As an assemblage of all of your investments, your financial portfolio is your future. So, you should monitor and maintain it whenever possible, and a financial portfolio report helps you do this.
It takes some research to assess the health of your investments. You can get a portfolio report periodically from your stock broker or whoever handles your money. Or you can make this assessment yourself by gathering info from all of your investments. Either way, it is essential to have all of the information at hand in one place.
Understanding Financial Portfolios
Diversification is crucial to a solid financial portfolio. By that, we mean having your money in different types of investments. Here are some:
Equities are stocks or shares of ownership in companies that you or your broker acquire through a stock exchange. An array of stocks is the backbone of a long-term investment portfolio. That’s because, despite periodic dips, stocks are proven to gain value over ten years or more.
Fixed-income investments are assets with fixed interest that pay you the value plus interest at a designated time of maturity. Government and corporate bonds and certificates of deposit (CDs) are typical fixed-income assets. Because of the interest guarantees, these investments are considered ideal for the short term (two to five years) when inflation can’t swallow up gains.
Alternative investments can encompass a wide range of assets that are likely to appreciate in value over time. Land and commodities such as oil and precious metals are among alternative investments. So are jewelry, antiques, and collectibles like coins and rare stamps. Intellectual property like a patent or copyright is considered an alternative investment, as are hedge funds and direct investments in new companies.
A mutual fund is a collection of assets shared by many investors who receive a proportional amount of the fund’s returns. The fund is made up of stocks, bonds, and other securities, which collectively represent a diversified asset. Mutual funds are managed by financial experts who buy and sell parts of the fund to improve its performance.
How Do You Measure a Portfolio’s Risk?
Any type of investing involves a certain amount of risk. Generally, the more diversified your portfolio is, the less risk it encounters. But you can assess risk using various methods, some of which involve specific calculations or metrics.
Alpha and Beta ratios are helpful metrics for figuring risk. Alpha compares the performance of a portfolio to an index such as the S&P 500. For instance, a positive alpha of one indicates that the portfolio has outperformed the benchmark index by 1%.
Beta compares the volatility of a portfolio and an index.
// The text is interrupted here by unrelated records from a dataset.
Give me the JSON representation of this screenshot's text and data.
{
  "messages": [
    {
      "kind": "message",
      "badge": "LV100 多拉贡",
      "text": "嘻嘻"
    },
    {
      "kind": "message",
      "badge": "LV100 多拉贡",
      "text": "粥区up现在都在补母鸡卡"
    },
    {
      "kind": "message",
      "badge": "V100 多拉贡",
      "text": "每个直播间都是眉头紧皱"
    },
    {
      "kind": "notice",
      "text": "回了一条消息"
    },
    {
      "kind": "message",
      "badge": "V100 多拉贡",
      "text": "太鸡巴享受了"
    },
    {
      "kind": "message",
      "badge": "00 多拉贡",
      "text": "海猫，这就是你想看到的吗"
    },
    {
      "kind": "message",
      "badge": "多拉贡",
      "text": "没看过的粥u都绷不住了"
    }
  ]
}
Stocks with a lower beta are considered less risky than those with a higher beta.
The Capital Asset Pricing Model projects expected return and possible risk. It calculates the time value of money and risks for any investment.
Risk Tolerance depends largely on your particular goals and how you approach investing. Long-term investors may keep an eye on the overall market but be willing to take losses, knowing that the market will recover and eventually gain. Shorter-term investors may keep a keener eye on the market and make adjustments as losses occur.
What are the key components of a financial portfolio?
You can build a financial portfolio balanced around your specific goals, for the long term or short term. A solid portfolio should be diversified enough to reach these goals. Here are the key components of a portfolio that you can adjust according to your needs:
- Stocks give your portfolio growth potential through appreciation and the dividends many companies offer shareholders. A diversified collection of stocks provide security over the long run, ten years or more.
- Bonds may seem boring, but their guaranteed interest until maturity offers a certain income for shorter terms of ownership. Bonds are best for a shorter term of two to five years.
- Certificates of deposit are much like bonds because you can get a fixed interest return over a period of time. You can buy CDs that mature as early as a few months up to several years. These are perfect for goals such as buying a house or car.
- High-Yield Savings Accounts are good places to stash cash if the timing is right. That’s because the interest rates aren’t necessarily fixed; they fluctuate with the economy and the interest rates the federal government charges banks. Nevertheless, savings accounts are good shelters for money.
- Mutual funds are collections of several types of investments owned by many investors. You can buy mutual funds that concentrate on different assets or industries, and you pay a fee for the fund’s management.
Passive vs. Active Management
Passive and active portfolio management are the two main strategies investors use to generate returns. Active management seeks to beat the market by comparing a portfolio to a specific index like Standard & Poor’s 500. It usually involves more buying and selling to achieve better performance.
Passive management focuses on following the returns of an index as closely as possible. Exchange-traded funds (ETF), mutual funds, and index funds are types of passive management investments, and they require less tinkering.
It is important to be familiar with all the assets that go into your portfolio, how they perform, and the actual value they offer according to your goals. Since the best financial portfolios are also the most diversified, keeping an eye on them can be complicated for investors who like to manage their own money. That’s the service StockMarketEye provides. It gives you one window to all of your investments and your future.